Your instructions >> Please report each line in the material below that includes "data".

Provided information >>

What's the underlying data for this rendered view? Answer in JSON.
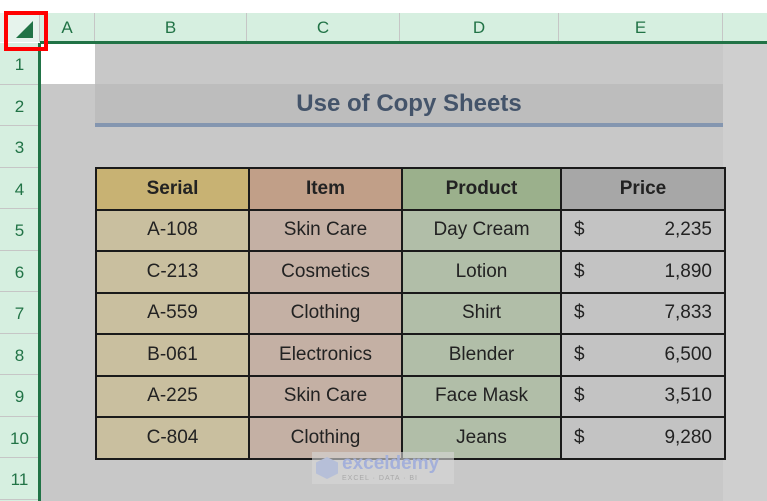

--

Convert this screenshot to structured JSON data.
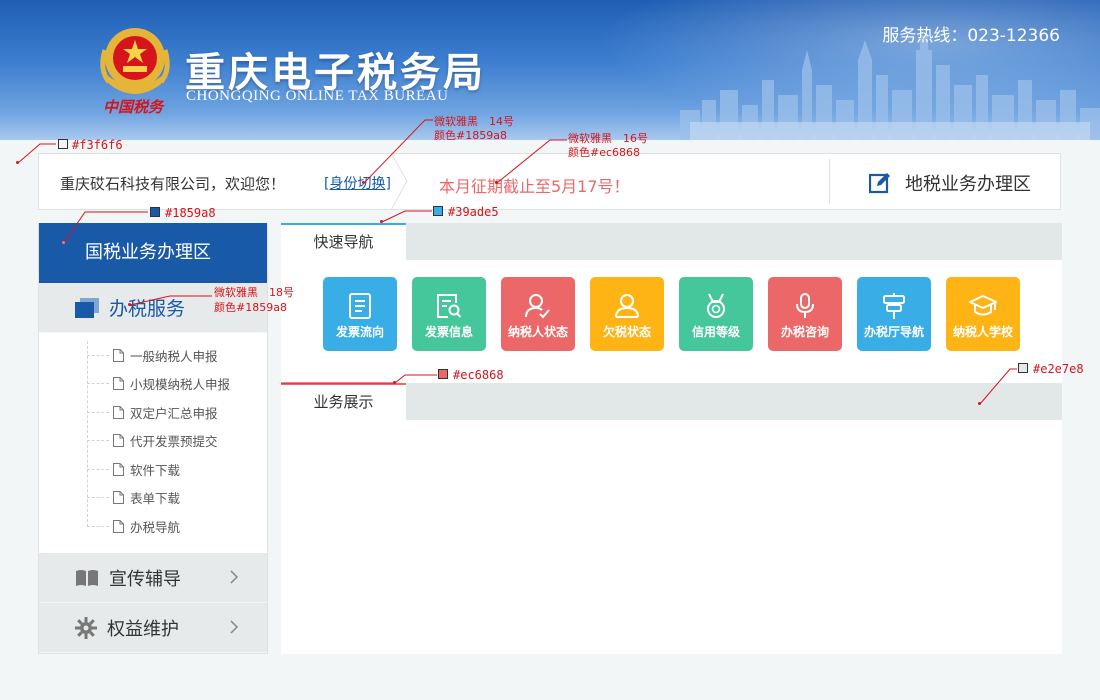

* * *

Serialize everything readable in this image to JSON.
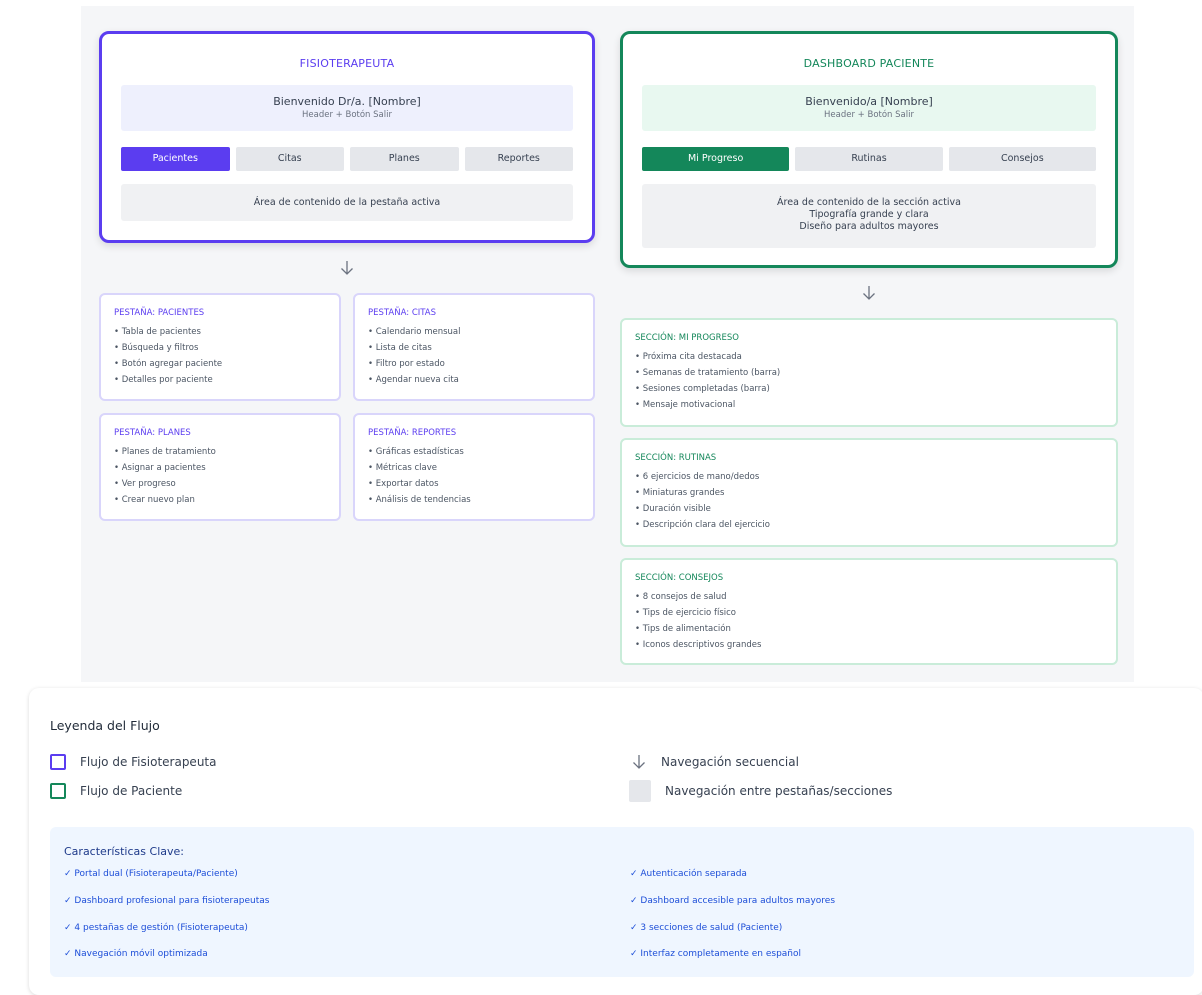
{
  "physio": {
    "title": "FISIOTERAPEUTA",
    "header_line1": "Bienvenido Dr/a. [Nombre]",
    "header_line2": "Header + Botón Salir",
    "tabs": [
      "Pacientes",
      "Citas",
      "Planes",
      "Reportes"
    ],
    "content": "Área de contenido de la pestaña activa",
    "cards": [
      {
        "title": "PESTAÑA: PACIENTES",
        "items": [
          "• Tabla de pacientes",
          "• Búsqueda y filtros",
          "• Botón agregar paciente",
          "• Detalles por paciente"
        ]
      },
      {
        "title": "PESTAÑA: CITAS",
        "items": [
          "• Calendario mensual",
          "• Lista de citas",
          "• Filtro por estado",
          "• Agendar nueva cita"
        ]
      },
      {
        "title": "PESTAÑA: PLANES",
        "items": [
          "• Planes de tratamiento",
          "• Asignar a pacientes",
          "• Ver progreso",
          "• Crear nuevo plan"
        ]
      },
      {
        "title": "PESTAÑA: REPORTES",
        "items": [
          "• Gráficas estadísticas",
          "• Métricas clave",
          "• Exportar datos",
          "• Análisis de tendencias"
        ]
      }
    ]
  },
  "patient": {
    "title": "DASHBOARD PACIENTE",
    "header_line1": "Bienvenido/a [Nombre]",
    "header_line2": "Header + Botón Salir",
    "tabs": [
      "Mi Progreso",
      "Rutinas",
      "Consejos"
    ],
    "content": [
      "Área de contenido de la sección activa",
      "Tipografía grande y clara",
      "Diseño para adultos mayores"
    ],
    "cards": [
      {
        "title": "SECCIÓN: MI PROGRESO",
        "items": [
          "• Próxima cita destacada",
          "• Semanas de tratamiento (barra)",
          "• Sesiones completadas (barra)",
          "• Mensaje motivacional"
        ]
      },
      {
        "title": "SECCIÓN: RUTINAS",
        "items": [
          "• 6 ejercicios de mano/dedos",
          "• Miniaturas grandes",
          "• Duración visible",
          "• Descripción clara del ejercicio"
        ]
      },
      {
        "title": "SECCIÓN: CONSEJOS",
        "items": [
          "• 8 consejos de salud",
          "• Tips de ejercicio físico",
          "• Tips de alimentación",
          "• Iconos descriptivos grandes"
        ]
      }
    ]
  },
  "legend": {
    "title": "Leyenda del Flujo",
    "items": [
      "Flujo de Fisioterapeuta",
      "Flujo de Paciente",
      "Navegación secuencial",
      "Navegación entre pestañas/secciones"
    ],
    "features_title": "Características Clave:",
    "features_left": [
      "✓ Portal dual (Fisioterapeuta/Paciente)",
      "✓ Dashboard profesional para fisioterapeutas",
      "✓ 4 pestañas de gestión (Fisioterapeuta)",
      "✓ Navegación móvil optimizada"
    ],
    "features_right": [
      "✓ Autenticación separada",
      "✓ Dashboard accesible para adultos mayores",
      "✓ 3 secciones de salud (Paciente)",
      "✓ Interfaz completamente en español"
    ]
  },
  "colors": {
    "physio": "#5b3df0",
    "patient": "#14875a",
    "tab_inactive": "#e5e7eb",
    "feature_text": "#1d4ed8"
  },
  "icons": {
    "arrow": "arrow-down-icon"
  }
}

Answer area >>
What's the underlying data for this rendered view? Answer in JSON.
Convert this screenshot to structured JSON data.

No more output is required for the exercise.